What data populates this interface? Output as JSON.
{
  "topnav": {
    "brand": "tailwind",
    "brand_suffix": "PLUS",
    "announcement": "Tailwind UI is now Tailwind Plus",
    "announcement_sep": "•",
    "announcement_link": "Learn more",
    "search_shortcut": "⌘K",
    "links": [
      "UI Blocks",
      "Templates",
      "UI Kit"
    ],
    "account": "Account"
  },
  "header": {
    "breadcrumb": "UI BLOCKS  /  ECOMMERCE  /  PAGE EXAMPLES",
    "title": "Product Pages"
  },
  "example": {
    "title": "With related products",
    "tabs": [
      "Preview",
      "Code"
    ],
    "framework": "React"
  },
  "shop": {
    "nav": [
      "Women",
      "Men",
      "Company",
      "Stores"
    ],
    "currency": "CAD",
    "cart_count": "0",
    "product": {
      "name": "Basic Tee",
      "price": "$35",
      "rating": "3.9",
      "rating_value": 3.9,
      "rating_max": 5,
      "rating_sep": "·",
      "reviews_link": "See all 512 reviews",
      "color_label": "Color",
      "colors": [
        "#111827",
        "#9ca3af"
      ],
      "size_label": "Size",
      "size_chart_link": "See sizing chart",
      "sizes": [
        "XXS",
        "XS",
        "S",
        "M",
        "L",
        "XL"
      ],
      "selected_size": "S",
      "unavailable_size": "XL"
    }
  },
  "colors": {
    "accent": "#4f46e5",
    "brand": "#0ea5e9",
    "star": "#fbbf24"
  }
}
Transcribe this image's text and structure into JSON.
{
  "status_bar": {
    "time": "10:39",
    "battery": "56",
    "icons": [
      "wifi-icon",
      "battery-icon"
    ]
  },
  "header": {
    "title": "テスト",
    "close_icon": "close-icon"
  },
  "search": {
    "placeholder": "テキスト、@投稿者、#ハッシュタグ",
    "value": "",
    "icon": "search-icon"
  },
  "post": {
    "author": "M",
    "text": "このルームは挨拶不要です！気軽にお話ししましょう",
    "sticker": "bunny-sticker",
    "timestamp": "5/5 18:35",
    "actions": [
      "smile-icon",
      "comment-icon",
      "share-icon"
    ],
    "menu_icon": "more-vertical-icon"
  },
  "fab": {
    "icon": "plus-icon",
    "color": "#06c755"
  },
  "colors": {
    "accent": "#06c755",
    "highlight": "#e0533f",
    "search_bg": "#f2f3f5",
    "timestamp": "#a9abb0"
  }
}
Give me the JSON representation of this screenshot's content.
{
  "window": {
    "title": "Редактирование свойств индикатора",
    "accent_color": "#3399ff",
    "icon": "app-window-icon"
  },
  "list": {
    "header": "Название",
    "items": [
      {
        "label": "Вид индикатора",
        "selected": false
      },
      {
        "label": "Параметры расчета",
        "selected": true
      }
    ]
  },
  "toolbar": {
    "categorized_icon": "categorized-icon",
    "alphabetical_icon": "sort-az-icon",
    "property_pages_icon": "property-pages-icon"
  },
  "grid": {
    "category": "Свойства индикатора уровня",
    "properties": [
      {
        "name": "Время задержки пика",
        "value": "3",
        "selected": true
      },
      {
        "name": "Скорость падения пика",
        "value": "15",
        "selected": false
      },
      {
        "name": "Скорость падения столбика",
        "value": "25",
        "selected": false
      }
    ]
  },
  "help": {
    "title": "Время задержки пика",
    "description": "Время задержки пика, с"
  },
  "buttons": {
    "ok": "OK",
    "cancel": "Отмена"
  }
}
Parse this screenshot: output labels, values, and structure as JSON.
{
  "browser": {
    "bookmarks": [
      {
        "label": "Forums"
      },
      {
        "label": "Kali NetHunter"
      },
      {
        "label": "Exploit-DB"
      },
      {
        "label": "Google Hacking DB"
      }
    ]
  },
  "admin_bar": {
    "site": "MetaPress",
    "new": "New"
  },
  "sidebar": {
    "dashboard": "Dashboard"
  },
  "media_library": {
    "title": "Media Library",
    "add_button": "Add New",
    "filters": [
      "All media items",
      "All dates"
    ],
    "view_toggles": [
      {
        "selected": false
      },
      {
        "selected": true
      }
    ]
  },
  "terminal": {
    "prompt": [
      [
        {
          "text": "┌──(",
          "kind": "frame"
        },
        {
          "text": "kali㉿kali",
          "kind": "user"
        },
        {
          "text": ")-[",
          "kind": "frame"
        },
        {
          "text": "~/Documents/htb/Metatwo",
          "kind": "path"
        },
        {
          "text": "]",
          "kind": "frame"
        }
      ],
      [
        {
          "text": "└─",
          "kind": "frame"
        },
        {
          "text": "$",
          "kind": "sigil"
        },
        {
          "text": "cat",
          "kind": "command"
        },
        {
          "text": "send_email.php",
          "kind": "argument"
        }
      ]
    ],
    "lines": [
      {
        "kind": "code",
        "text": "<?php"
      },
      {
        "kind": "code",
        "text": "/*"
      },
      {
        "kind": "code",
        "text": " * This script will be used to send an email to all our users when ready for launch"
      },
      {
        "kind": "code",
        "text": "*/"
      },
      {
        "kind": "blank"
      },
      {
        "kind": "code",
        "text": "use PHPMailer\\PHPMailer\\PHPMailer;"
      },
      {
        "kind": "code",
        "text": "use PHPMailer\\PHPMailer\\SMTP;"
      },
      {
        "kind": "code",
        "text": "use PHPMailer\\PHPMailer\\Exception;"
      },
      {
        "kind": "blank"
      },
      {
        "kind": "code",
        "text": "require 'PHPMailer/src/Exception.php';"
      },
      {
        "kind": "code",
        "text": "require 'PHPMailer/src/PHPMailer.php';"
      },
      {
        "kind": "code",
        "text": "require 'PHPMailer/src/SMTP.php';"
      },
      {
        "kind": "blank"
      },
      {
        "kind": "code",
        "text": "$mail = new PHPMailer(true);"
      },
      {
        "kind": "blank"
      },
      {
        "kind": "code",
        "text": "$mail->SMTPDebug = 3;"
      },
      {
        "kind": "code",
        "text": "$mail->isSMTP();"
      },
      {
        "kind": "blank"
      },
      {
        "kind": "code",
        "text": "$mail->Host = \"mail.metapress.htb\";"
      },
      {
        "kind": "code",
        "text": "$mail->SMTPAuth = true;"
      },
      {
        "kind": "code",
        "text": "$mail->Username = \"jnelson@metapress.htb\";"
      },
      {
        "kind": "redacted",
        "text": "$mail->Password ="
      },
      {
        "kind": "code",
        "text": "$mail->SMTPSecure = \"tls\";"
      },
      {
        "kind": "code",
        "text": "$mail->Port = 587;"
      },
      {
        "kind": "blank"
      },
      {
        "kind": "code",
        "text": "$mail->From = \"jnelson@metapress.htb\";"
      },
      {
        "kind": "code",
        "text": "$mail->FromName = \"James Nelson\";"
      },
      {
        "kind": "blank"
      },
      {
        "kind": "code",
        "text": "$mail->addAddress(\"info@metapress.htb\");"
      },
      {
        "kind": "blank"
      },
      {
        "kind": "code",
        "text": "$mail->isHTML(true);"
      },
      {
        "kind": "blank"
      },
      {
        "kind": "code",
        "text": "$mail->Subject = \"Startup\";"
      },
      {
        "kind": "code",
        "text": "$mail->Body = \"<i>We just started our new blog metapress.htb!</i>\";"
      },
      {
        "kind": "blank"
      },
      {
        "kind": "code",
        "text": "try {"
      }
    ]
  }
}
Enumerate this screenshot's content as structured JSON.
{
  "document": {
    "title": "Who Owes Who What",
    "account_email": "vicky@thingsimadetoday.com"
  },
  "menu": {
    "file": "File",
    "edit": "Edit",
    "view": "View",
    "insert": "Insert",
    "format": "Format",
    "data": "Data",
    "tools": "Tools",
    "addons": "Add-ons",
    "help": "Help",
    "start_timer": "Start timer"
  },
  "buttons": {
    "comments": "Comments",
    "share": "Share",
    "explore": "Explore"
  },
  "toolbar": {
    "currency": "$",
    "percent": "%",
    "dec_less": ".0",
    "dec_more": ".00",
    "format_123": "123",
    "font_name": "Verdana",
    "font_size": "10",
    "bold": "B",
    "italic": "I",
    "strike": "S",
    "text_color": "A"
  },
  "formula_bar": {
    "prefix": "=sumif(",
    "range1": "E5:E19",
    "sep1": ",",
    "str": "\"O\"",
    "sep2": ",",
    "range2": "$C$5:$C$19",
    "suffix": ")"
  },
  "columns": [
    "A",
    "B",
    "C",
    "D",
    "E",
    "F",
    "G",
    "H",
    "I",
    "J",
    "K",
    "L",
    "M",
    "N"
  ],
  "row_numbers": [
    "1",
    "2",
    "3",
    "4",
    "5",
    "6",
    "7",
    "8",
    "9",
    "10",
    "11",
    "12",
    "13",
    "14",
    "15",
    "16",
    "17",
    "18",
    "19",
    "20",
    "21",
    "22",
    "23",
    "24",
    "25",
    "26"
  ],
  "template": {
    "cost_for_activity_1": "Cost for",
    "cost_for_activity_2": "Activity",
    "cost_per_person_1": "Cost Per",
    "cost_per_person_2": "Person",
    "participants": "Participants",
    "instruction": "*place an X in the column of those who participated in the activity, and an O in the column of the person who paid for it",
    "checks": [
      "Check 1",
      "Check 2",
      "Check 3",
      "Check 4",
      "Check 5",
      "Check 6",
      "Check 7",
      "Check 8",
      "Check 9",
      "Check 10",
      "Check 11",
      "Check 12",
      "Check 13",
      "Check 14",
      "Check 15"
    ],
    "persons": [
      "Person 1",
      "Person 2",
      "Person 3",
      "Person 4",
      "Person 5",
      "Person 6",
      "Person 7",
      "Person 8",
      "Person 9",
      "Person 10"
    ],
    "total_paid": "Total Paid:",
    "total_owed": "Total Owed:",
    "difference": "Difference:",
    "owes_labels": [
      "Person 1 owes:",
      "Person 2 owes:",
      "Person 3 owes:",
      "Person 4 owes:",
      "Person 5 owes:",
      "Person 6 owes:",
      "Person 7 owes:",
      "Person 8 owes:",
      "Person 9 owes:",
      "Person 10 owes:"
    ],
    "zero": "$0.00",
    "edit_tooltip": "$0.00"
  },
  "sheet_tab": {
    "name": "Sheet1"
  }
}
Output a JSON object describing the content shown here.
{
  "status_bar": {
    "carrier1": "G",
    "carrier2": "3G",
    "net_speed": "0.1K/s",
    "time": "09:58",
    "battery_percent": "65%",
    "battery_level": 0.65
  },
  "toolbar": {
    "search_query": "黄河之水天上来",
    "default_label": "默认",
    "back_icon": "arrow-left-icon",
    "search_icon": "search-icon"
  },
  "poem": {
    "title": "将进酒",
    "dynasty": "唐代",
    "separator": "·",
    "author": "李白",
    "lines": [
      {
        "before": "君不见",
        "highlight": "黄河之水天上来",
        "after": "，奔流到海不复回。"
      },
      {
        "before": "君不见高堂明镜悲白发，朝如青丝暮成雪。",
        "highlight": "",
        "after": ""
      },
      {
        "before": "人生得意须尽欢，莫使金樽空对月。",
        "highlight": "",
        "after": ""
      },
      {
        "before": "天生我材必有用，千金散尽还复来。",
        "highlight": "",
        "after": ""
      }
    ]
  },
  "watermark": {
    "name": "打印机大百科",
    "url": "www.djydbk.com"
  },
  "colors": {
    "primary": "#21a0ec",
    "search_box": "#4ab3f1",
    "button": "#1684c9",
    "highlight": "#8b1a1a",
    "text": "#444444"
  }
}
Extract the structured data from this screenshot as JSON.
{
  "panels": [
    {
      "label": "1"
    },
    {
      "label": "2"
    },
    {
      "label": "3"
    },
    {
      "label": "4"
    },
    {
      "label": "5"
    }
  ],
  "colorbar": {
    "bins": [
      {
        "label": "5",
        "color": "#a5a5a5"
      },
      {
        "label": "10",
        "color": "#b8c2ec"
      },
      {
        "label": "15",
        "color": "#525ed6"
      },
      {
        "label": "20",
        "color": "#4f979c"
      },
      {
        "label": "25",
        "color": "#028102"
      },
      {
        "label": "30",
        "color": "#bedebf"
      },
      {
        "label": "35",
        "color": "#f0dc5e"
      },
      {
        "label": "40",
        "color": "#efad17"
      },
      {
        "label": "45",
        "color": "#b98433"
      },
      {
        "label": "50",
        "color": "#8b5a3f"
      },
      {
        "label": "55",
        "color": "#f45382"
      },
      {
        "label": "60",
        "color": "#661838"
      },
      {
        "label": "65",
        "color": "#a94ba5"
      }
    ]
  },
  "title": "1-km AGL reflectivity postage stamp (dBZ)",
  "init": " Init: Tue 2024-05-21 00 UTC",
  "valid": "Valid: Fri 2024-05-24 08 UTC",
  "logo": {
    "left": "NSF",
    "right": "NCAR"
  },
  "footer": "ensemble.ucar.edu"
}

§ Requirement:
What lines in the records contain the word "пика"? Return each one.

§ Answer to this problem:
        "name": "Время задержки пика",
        "name": "Скорость падения пика",
    "title": "Время задержки пика",
    "description": "Время задержки пика, с"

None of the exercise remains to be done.